X rival Bluesky hits 2M users, says federation coming ‘early next year’

Bluesky, the company building a decentralized alternative to Twitter/X, announced today it has hit 2 million users — up by another million since September, despite remaining an invite-only app. It also revealed its time frame regarding other key goals, indicating that it planned to have a public web interface go live by the end of the month and would launch federation by early next year.

The latter is one of the most important differentiating factors between Bluesky and X, as it would allow Bluesky to function as a more open social network. This means it will work more like Mastodon where users can pick and choose which servers to join and move their accounts around at will. This is what Bluesky today says makes it “billionaire-proof” — a swipe at Elon Musk’s ownership of Twitter, now called X.

“You’ll always have the freedom¬†to choose (and to exit) instead of being held to the whims of private companies or black box algorithms,” a company blog post explained. “And wherever you go, your friends and relationships will be there too,” it noted.

Similar to the decentralized service Mastodon, federation would let anyone to run their own service and connect to any other service also running the same protocol. In Bluesky’s case, this would be done via the AT Protocol that the company is also developing alongside its consumer-facing service and mobile app. However, the other major decentralized social network, Mastodon, uses a well-established protocol, ActivityPub, which has gained greater traction in the months since Musk’s Twitter acquisition.

Since then, other companies, including Mozilla, Flipboard, Medium¬†and Automattic (WordPress.com’s parent), have embraced ActivityPub and Mastodon. That could pose a challenge with regard to Bluesky’s eventual reach unless it makes a move to allow the AT Protocol and ActivityPub to somehow interoperate. Bridging the two may be technically possible, but it’s likely something that would take place further down the road, rather than in the near term.

In the meantime, Bluesky is working to make its own service more accessible, which includes launching a public web interface later this month. This will allow anyone to view the posts on Bluesky, even if they don’t have an account.
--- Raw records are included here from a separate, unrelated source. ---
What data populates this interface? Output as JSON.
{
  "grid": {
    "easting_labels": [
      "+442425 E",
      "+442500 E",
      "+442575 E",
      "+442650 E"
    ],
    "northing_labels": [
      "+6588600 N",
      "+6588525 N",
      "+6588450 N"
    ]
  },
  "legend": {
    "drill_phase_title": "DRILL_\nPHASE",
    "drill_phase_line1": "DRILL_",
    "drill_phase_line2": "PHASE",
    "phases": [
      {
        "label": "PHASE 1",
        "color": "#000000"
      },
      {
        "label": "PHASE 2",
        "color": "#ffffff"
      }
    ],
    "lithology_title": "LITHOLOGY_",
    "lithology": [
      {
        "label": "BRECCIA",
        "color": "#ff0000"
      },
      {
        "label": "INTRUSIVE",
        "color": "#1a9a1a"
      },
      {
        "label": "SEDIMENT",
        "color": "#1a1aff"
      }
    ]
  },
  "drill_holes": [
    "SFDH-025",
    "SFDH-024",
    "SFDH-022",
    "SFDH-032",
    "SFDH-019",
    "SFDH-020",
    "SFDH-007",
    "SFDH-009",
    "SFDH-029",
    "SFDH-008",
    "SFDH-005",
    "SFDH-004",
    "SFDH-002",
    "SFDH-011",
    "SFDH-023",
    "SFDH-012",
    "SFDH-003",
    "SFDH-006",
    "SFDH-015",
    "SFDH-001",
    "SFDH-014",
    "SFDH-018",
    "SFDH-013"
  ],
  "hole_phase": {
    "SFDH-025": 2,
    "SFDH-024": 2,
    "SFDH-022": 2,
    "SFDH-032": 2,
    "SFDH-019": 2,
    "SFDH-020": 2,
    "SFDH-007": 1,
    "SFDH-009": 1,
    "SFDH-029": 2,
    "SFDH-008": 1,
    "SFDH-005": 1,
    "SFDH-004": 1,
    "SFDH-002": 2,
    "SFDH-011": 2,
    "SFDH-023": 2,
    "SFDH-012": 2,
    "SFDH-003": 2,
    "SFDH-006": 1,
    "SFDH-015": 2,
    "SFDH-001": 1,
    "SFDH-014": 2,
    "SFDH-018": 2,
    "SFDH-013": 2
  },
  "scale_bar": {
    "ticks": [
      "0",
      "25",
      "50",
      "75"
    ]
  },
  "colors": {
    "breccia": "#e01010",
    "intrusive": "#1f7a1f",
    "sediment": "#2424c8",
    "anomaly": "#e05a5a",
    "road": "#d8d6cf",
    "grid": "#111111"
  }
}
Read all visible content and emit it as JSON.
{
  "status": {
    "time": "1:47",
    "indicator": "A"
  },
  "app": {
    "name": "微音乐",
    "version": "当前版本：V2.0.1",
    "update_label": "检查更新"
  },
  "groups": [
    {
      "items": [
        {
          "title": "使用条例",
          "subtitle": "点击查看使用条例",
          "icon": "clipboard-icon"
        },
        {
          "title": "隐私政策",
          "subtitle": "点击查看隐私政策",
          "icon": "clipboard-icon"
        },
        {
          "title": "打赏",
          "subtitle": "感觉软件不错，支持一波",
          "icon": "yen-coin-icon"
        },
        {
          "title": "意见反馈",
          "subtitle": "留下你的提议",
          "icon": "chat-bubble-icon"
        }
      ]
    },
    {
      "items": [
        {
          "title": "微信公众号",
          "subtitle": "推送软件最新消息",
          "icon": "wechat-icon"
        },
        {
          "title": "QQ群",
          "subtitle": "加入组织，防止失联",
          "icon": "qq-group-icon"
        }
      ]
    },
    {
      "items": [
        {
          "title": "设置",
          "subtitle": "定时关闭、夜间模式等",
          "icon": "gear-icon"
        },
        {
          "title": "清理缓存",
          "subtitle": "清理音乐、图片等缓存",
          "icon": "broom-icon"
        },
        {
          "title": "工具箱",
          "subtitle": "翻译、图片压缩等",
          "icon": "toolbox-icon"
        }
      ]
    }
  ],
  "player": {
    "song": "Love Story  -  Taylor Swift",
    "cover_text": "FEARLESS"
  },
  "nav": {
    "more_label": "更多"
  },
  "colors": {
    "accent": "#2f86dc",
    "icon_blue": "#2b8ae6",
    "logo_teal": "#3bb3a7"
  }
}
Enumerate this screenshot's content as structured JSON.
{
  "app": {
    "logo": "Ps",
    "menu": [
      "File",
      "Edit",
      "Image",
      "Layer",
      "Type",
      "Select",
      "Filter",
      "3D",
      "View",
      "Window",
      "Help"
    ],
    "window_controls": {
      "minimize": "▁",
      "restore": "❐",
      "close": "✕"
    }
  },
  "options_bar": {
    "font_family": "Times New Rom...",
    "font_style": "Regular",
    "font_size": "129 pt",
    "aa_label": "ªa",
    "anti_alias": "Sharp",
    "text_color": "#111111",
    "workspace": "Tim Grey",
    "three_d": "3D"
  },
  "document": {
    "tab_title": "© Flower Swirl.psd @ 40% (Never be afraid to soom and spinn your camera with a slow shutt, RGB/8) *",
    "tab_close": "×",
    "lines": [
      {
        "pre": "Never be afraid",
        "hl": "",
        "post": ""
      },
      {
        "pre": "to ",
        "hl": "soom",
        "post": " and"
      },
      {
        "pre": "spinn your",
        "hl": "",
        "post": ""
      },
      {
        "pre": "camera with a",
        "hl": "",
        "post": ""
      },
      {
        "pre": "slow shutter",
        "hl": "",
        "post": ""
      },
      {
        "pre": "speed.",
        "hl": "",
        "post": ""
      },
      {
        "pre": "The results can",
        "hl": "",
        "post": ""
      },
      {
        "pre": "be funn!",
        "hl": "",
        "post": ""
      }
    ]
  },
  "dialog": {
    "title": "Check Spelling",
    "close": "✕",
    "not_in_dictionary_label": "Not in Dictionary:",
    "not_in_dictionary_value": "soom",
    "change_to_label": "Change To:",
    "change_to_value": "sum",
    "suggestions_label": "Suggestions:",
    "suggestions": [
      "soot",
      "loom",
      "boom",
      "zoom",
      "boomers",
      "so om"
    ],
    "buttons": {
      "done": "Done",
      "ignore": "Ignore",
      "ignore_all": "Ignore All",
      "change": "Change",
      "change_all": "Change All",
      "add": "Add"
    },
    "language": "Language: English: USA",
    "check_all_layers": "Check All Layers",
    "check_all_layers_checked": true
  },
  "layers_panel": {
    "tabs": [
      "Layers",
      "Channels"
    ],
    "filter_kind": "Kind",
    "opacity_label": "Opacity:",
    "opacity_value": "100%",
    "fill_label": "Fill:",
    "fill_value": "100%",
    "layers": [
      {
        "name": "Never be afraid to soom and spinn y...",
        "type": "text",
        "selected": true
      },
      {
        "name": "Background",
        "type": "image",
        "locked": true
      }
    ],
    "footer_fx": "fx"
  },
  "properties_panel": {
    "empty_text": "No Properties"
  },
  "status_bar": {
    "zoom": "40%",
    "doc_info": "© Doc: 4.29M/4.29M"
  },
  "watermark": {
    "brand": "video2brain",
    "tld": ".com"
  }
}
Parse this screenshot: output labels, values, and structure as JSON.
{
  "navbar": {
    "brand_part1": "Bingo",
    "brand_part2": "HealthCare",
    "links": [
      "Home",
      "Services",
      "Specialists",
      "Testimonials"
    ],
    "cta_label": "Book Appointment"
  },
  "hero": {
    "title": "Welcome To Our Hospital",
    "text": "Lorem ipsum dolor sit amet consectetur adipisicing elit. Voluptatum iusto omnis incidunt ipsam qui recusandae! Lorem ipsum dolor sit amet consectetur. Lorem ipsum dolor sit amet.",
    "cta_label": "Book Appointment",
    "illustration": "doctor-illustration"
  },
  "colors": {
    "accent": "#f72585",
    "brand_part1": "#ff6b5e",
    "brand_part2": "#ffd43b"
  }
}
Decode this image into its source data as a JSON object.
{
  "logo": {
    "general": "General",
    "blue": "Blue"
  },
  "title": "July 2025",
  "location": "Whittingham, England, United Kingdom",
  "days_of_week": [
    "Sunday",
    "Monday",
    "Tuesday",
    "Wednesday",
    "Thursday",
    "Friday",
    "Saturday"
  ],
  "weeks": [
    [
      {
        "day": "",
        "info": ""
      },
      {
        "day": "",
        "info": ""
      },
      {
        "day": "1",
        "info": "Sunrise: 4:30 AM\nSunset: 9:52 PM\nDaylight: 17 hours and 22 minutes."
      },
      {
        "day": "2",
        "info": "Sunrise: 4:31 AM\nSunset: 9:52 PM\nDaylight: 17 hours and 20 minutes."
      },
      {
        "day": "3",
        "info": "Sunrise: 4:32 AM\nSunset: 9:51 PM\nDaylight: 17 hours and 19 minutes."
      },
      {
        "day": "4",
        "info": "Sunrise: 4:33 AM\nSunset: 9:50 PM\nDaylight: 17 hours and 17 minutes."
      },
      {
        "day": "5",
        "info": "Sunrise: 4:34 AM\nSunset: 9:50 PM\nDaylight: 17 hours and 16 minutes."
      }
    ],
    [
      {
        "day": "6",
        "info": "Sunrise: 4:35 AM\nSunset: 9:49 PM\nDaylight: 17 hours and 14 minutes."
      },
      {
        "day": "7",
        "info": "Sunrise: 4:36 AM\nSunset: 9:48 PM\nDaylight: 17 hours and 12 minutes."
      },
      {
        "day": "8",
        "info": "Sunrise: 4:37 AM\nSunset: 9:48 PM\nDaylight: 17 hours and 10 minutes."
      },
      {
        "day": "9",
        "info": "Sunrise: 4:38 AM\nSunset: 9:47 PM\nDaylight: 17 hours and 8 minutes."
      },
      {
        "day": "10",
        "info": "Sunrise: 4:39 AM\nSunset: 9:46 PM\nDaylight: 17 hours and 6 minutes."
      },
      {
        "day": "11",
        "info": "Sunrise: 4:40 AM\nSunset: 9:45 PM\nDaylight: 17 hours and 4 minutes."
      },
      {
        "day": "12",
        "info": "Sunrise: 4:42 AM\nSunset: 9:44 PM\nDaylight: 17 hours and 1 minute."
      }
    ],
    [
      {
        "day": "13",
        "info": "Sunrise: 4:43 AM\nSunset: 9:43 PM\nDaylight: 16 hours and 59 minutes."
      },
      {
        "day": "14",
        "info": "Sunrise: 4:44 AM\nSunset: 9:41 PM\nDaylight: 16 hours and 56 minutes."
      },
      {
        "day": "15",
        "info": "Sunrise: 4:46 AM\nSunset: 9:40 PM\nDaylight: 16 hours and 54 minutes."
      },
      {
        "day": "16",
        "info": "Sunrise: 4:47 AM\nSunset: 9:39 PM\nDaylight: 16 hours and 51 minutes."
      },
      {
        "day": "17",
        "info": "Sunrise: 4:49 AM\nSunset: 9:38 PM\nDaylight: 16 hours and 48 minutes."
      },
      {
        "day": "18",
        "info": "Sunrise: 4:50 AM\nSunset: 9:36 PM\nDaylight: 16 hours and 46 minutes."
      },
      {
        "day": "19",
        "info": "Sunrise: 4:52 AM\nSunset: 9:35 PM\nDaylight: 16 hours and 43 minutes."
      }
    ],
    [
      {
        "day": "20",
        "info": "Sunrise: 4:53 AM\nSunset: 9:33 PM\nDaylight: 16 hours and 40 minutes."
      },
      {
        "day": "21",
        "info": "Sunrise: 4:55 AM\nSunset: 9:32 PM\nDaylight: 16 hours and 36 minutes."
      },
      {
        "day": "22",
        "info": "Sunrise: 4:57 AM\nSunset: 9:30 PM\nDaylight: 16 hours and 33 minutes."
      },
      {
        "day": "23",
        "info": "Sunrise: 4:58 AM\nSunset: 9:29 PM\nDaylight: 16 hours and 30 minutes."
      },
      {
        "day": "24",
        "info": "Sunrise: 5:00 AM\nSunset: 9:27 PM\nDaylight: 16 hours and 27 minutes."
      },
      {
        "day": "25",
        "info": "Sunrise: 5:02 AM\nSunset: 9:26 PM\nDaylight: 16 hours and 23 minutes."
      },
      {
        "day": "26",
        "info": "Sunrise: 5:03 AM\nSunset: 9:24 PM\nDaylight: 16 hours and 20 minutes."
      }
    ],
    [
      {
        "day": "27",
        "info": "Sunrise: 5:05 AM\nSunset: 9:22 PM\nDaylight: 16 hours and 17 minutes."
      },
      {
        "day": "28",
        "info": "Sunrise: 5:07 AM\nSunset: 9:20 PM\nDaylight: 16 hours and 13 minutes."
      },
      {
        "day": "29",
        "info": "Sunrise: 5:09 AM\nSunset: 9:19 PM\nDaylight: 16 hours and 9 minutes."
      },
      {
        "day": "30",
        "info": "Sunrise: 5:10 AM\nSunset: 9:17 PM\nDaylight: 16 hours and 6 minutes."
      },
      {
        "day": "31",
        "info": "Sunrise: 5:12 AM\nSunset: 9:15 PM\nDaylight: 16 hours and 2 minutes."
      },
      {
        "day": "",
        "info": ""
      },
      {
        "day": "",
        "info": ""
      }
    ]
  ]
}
That could make the network more promising in terms of being a true X rival for breaking news and conversations but could also expose Bluesky users’ posts to the outside world in ways they’re unprepared for. (The app doesn’t currently offer an option to set profiles to “private,” as Twitter/X does. Some users are not happy about this.)

Despite its growth, Bluesky’s hesitancy to drop its invite-only status and open its network to more users has allowed other X competitors to gain a foothold. Last month, for example, Meta CEO Mark Zuckerberg announced his X alternative, Instagram Threads, has just under 100 million monthly active users. He believes it could reach a billion users in the next few years. And Threads intends to interoperate with ActivityPub in the future.

Bluesky’s announcement follows Threads’ rapid-fire release of features to make its app more competitive with X, including things like a chronological feed, support for viewing your likes, search, a (free) edit button, a web version, polls and GIF support, topic tags and, soon, a developer API. Mastodon has also capitalized on the opportunity Twitter’s acquisition presented, and launched an easier-to-use version of its service this September. But Mastodon currently has 1.6 million monthly active users, making it still much smaller than Threads.

Alongside today’s news, Bluesky also noted other recently launched features, including mobile push notifications, shareable user lists, email verification, advanced feed and thread preferences for sorting and filtering posts, a media tab on user profiles, a Likes tab on your own user profile, suggested follows and various accessibility improvements.

Though Bluesky began its life as a Twitter project under Jack Dorsey, the company was spun out from Twitter with $13 million to get started on R&D. Dorsey sits on its board. This year, the company raised an $8 million seed round led by Neo to further its development, and converted from being a public benefit LLC to a public benefit C Corp.